By Ron VandenBoom
A shared and common history prompted 17 employees of the Fort Walsh National Historic Site to visit Fort Assinniboine Wednesday to bone-up on the American/Canadian historic connection.
"In order for our staff to effectively communicate to the public the significance of Fort Walsh, they need to have an understanding of the historical significance of northern Montana and how their historical sites are related to ours," said Roice Pettyjohn, senior heritage communicator for Fort Walsh Historic Site.
Pettyjohn and David Rohatensky, site manager at Fort Walsh, brought the employees to Fort Assinniboine as part of a two day tour that also included stops in Fort Benton and the Bear's Paw Battlefield south of Chinook.
"So much of the history of Fort Benton north to Fort Walsh and along the Hi-Line is intertwined," Pettyjohn said.
The connection between the United States and Canada in the Montana, Saskatchewan, Alberta region began with the establishment of Fort Benton in 1846. Fort Benton would grow to become the economic and commercial hub in the northwestern United States and Canada.

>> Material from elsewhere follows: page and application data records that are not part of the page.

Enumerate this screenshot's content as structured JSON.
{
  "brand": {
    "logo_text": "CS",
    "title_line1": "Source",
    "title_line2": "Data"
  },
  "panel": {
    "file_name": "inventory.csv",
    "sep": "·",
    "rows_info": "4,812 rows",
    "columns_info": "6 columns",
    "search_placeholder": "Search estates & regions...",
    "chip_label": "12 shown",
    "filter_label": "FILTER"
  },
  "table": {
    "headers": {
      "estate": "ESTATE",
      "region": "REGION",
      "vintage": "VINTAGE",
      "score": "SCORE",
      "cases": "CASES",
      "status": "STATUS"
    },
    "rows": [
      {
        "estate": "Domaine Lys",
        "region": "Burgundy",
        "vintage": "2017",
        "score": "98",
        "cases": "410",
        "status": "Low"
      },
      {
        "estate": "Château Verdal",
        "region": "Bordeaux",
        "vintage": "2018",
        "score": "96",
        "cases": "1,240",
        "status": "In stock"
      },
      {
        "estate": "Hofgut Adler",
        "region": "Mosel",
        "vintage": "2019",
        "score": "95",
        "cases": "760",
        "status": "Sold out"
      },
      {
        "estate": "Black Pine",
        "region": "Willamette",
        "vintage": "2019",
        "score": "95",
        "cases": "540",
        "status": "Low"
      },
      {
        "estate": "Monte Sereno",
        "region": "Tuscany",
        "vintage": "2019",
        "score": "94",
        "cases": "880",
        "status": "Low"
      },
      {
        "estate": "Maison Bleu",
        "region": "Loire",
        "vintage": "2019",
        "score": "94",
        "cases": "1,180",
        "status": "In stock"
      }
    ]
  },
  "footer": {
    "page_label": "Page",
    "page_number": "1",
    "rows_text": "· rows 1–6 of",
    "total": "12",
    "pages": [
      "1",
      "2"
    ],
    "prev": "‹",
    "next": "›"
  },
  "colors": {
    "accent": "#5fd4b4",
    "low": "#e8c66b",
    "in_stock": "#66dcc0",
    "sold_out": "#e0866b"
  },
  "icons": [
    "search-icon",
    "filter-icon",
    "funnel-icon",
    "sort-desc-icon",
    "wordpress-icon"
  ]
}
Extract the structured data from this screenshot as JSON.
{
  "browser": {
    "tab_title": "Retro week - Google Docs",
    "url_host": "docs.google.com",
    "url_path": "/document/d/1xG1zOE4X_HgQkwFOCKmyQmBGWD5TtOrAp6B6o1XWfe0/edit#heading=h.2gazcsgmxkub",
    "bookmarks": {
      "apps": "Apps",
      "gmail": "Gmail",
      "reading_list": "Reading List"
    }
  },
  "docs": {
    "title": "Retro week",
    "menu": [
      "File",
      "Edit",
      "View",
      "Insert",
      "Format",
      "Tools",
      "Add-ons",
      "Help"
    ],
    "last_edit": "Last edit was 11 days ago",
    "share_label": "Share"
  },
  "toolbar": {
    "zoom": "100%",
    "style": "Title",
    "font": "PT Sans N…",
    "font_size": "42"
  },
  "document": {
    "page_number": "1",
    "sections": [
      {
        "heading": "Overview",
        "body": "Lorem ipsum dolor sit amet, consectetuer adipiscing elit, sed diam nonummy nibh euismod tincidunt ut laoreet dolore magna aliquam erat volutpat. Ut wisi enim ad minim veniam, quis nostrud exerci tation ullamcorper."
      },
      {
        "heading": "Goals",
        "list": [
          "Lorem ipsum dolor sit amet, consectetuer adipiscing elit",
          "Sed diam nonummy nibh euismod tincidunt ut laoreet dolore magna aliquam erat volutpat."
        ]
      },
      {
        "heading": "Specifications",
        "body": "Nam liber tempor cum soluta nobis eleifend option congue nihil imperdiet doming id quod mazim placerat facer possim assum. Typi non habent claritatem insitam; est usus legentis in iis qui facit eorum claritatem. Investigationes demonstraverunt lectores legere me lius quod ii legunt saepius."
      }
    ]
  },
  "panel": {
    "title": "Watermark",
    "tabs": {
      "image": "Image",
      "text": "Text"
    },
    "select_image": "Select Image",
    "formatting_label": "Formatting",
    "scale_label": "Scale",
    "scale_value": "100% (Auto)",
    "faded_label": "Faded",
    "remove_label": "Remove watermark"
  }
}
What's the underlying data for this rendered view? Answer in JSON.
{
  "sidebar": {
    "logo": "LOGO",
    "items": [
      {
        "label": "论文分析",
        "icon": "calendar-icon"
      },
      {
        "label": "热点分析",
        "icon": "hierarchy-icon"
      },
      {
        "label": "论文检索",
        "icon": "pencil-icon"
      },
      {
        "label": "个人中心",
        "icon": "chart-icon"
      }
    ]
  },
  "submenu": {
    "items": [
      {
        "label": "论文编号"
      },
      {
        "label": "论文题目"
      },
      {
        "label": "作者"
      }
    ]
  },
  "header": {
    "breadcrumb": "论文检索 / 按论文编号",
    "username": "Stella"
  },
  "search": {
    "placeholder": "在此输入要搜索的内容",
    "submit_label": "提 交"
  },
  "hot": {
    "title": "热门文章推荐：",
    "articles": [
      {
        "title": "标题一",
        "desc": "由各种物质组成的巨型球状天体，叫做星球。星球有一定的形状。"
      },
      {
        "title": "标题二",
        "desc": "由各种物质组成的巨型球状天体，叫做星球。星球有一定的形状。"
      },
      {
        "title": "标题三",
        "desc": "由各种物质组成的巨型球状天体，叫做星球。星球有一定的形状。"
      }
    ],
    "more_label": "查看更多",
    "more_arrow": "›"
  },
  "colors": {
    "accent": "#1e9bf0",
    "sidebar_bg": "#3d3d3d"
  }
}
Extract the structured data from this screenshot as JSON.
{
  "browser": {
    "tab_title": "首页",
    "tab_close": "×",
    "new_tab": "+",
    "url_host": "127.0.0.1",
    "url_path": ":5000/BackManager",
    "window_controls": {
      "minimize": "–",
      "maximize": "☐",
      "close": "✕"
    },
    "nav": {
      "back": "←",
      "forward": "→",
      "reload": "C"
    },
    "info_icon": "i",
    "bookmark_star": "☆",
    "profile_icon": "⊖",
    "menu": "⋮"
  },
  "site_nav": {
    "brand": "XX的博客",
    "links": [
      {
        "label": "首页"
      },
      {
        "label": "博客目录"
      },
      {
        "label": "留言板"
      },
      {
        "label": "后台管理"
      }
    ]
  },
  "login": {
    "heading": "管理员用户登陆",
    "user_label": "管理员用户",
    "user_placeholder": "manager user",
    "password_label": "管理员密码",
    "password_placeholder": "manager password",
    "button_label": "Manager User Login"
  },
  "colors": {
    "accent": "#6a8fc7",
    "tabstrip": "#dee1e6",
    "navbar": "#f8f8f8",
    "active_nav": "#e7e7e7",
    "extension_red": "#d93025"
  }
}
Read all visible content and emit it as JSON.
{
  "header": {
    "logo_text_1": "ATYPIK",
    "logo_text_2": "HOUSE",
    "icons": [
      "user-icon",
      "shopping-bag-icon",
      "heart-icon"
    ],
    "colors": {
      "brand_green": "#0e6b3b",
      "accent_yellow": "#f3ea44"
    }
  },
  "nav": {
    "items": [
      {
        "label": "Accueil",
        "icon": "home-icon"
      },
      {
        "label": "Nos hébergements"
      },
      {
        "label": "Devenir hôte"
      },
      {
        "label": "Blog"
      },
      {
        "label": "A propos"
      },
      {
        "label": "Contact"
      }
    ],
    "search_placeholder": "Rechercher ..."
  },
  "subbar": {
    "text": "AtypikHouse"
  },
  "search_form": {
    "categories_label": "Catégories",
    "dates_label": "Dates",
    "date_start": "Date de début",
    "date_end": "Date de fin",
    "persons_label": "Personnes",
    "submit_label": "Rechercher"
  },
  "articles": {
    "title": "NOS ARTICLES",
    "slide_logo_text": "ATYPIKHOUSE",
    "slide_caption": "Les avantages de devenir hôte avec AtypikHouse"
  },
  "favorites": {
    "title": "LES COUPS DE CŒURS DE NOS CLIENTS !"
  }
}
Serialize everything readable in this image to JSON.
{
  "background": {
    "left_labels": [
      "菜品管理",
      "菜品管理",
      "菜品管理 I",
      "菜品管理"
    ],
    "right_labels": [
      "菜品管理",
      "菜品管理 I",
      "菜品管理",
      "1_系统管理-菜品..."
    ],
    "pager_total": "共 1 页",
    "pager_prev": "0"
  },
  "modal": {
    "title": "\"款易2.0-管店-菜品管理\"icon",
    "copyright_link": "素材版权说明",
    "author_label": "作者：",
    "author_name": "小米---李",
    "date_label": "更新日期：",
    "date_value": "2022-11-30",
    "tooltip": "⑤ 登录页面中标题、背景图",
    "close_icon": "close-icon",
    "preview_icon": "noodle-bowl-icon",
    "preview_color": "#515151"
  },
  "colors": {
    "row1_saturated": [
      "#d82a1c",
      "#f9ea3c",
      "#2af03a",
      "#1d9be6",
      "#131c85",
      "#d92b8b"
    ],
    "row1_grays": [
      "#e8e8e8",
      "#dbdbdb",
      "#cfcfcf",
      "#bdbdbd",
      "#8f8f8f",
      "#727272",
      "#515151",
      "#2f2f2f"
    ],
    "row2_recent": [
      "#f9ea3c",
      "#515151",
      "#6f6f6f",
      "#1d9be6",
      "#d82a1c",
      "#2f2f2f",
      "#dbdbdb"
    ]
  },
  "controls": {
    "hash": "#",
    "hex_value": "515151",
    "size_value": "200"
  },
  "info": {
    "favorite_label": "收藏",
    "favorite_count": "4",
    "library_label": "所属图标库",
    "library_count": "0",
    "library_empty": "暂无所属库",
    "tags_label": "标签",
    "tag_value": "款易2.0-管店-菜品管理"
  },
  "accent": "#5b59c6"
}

This connection grew with the establishment of Fort Walsh in 1875 and the construction of Fort Assinniboine in 1879.
Pettyjohn said the significance of Fort Walsh and Fort Assinniboine grew even greater after the defeat of Custer at the Battle of the Little Big Horn in 1876 and the move into Canada of Sitting Bull an event known in Canada as "the Lakota Crisis."
This is the first visit to the American sites by Pettyjohn and Rohatensky.
"It's only in the last couple of years and it's through the Old Forts Trail that we really started recognizing the importance of the shared history and the importance of sharing the responsibility of communicating it," Pettyjohn said.
Gary Wilson, president of the Fort Assinniboine Preservation Association conducted the tour of the fort also stressing the importance of the north/south connection.
"All supplies into Canada had to travel through Fort Benton and north into Canada," he said. "There was no such thing as east/west traffic in those days. Canadian forts like Fort Walsh, Fort Battleford, Fort McCloud had to receive supplies through Fort Benton."
Edmonton, Calgary, and leftbridge also have connections to Fort Benton and the I.G. Baker Company, Pettyjohn said.
Rohatensky noted that the Old Forts Trail has given the two countries a chance to develop a dimension of tourism they had lacked prior to establishing the Old Forts Trail.
"Tourism is a gradual process," Rohatensky said. "We're looking at building partnerships and demonstrating the benefit in being part of a heritage tourism group that promotes common themes."
Rohatensky acknowledges building increased tourism takes time, but he believes the two county's shared history and Wilson's tireless work to establish the Old Forts Trail have paved the way for future success.
"The trail is built on partnerships and active participation," he said, adding that he is very impressed with the way Montana's tourism districts have jumped on this trail and promoted it in their publications.
Work on preserving Fort Assinniboine and up-grading its facilities is continuing and Wilson expects the number of Canadian and American visitors eventually touring the fort to reach 25,000 a year.